Marcum, who is founder and president of the Gratia Plena Institute, a Catholic organization that seeks to prepare young women to “combat the disordered forces of toxic feminism” and the cultural aftermath of the sexual revolution, told the Register that people are viewed as commodities, rather than as an unique, irreplaceable image.
“So when you look at a grid of women’s breasts and their faces aren’t even there, it presents the image that you’re not even looking at the whole person,” Marcum said. “You’re just detaching and separating and commodifying one element of a woman’s body.”
Adidas is attempting to empower women without acknowledging where women’s dignity comes from, according to Marcum. Without the transcendent, it becomes merely a collection of bodies whose faces and identity as beloved creation doesn’t matter.
In response to an accusation of the photo being soft-core pornography, Adidas tweeted, “It’s important to normalize the human body and help inspire future generations to feel confident and unashamed.”
Marcum recalled another comment from Hildebrand’s book: “The state of our contemporary society sheds light on the fact that when women ‘no longer know how to blush,’ it is a portent that this society is on the verge of moral collapse.”
With supernatural dignity removed from the equation, Marcum said, Adidas has license to put a grid of women’s bodies online, call it empowerment, and hide behind that.

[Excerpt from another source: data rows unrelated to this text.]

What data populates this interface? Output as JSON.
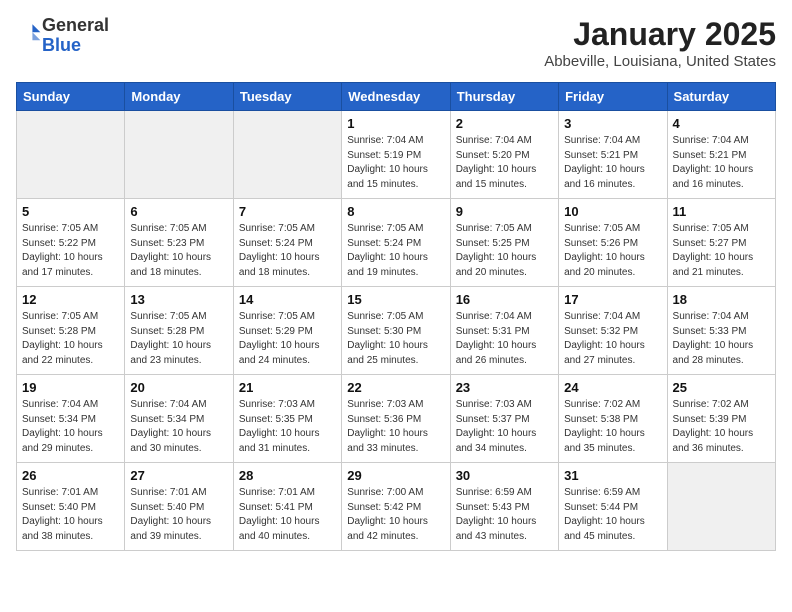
{
  "logo": {
    "general": "General",
    "blue": "Blue"
  },
  "header": {
    "title": "January 2025",
    "subtitle": "Abbeville, Louisiana, United States"
  },
  "weekdays": [
    "Sunday",
    "Monday",
    "Tuesday",
    "Wednesday",
    "Thursday",
    "Friday",
    "Saturday"
  ],
  "weeks": [
    [
      {
        "day": "",
        "info": ""
      },
      {
        "day": "",
        "info": ""
      },
      {
        "day": "",
        "info": ""
      },
      {
        "day": "1",
        "info": "Sunrise: 7:04 AM\nSunset: 5:19 PM\nDaylight: 10 hours\nand 15 minutes."
      },
      {
        "day": "2",
        "info": "Sunrise: 7:04 AM\nSunset: 5:20 PM\nDaylight: 10 hours\nand 15 minutes."
      },
      {
        "day": "3",
        "info": "Sunrise: 7:04 AM\nSunset: 5:21 PM\nDaylight: 10 hours\nand 16 minutes."
      },
      {
        "day": "4",
        "info": "Sunrise: 7:04 AM\nSunset: 5:21 PM\nDaylight: 10 hours\nand 16 minutes."
      }
    ],
    [
      {
        "day": "5",
        "info": "Sunrise: 7:05 AM\nSunset: 5:22 PM\nDaylight: 10 hours\nand 17 minutes."
      },
      {
        "day": "6",
        "info": "Sunrise: 7:05 AM\nSunset: 5:23 PM\nDaylight: 10 hours\nand 18 minutes."
      },
      {
        "day": "7",
        "info": "Sunrise: 7:05 AM\nSunset: 5:24 PM\nDaylight: 10 hours\nand 18 minutes."
      },
      {
        "day": "8",
        "info": "Sunrise: 7:05 AM\nSunset: 5:24 PM\nDaylight: 10 hours\nand 19 minutes."
      },
      {
        "day": "9",
        "info": "Sunrise: 7:05 AM\nSunset: 5:25 PM\nDaylight: 10 hours\nand 20 minutes."
      },
      {
        "day": "10",
        "info": "Sunrise: 7:05 AM\nSunset: 5:26 PM\nDaylight: 10 hours\nand 20 minutes."
      },
      {
        "day": "11",
        "info": "Sunrise: 7:05 AM\nSunset: 5:27 PM\nDaylight: 10 hours\nand 21 minutes."
      }
    ],
    [
      {
        "day": "12",
        "info": "Sunrise: 7:05 AM\nSunset: 5:28 PM\nDaylight: 10 hours\nand 22 minutes."
      },
      {
        "day": "13",
        "info": "Sunrise: 7:05 AM\nSunset: 5:28 PM\nDaylight: 10 hours\nand 23 minutes."
      },
      {
        "day": "14",
        "info": "Sunrise: 7:05 AM\nSunset: 5:29 PM\nDaylight: 10 hours\nand 24 minutes."
      },
      {
        "day": "15",
        "info": "Sunrise: 7:05 AM\nSunset: 5:30 PM\nDaylight: 10 hours\nand 25 minutes."
      },
      {
        "day": "16",
        "info": "Sunrise: 7:04 AM\nSunset: 5:31 PM\nDaylight: 10 hours\nand 26 minutes."
      },
      {
        "day": "17",
        "info": "Sunrise: 7:04 AM\nSunset: 5:32 PM\nDaylight: 10 hours\nand 27 minutes."
      },
      {
        "day": "18",
        "info": "Sunrise: 7:04 AM\nSunset: 5:33 PM\nDaylight: 10 hours\nand 28 minutes."
      }
    ],
    [
      {
        "day": "19",
        "info": "Sunrise: 7:04 AM\nSunset: 5:34 PM\nDaylight: 10 hours\nand 29 minutes."
      },
      {
        "day": "20",
        "info": "Sunrise: 7:04 AM\nSunset: 5:34 PM\nDaylight: 10 hours\nand 30 minutes."
      },
      {
        "day": "21",
        "info": "Sunrise: 7:03 AM\nSunset: 5:35 PM\nDaylight: 10 hours\nand 31 minutes."
      },
      {
        "day": "22",
        "info": "Sunrise: 7:03 AM\nSunset: 5:36 PM\nDaylight: 10 hours\nand 33 minutes."
      },
      {
        "day": "23",
        "info": "Sunrise: 7:03 AM\nSunset: 5:37 PM\nDaylight: 10 hours\nand 34 minutes."
      },
      {
        "day": "24",
        "info": "Sunrise: 7:02 AM\nSunset: 5:38 PM\nDaylight: 10 hours\nand 35 minutes."
      },
      {
        "day": "25",
        "info": "Sunrise: 7:02 AM\nSunset: 5:39 PM\nDaylight: 10 hours\nand 36 minutes."
      }
    ],
    [
      {
        "day": "26",
        "info": "Sunrise: 7:01 AM\nSunset: 5:40 PM\nDaylight: 10 hours\nand 38 minutes."
      },
      {
        "day": "27",
        "info": "Sunrise: 7:01 AM\nSunset: 5:40 PM\nDaylight: 10 hours\nand 39 minutes."
      },
      {
        "day": "28",
        "info": "Sunrise: 7:01 AM\nSunset: 5:41 PM\nDaylight: 10 hours\nand 40 minutes."
      },
      {
        "day": "29",
        "info": "Sunrise: 7:00 AM\nSunset: 5:42 PM\nDaylight: 10 hours\nand 42 minutes."
      },
      {
        "day": "30",
        "info": "Sunrise: 6:59 AM\nSunset: 5:43 PM\nDaylight: 10 hours\nand 43 minutes."
      },
      {
        "day": "31",
        "info": "Sunrise: 6:59 AM\nSunset: 5:44 PM\nDaylight: 10 hours\nand 45 minutes."
      },
      {
        "day": "",
        "info": ""
      }
    ]
  ]
}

“Are you treating the body that Christ has given you to carry out his work with the respect that task demands?” Marcum asked. “Right now, empowerment exists in terms of how much clothes you are willing to take off. It should be, ‘Is everything about you geared towards upholding others, including yourself?’”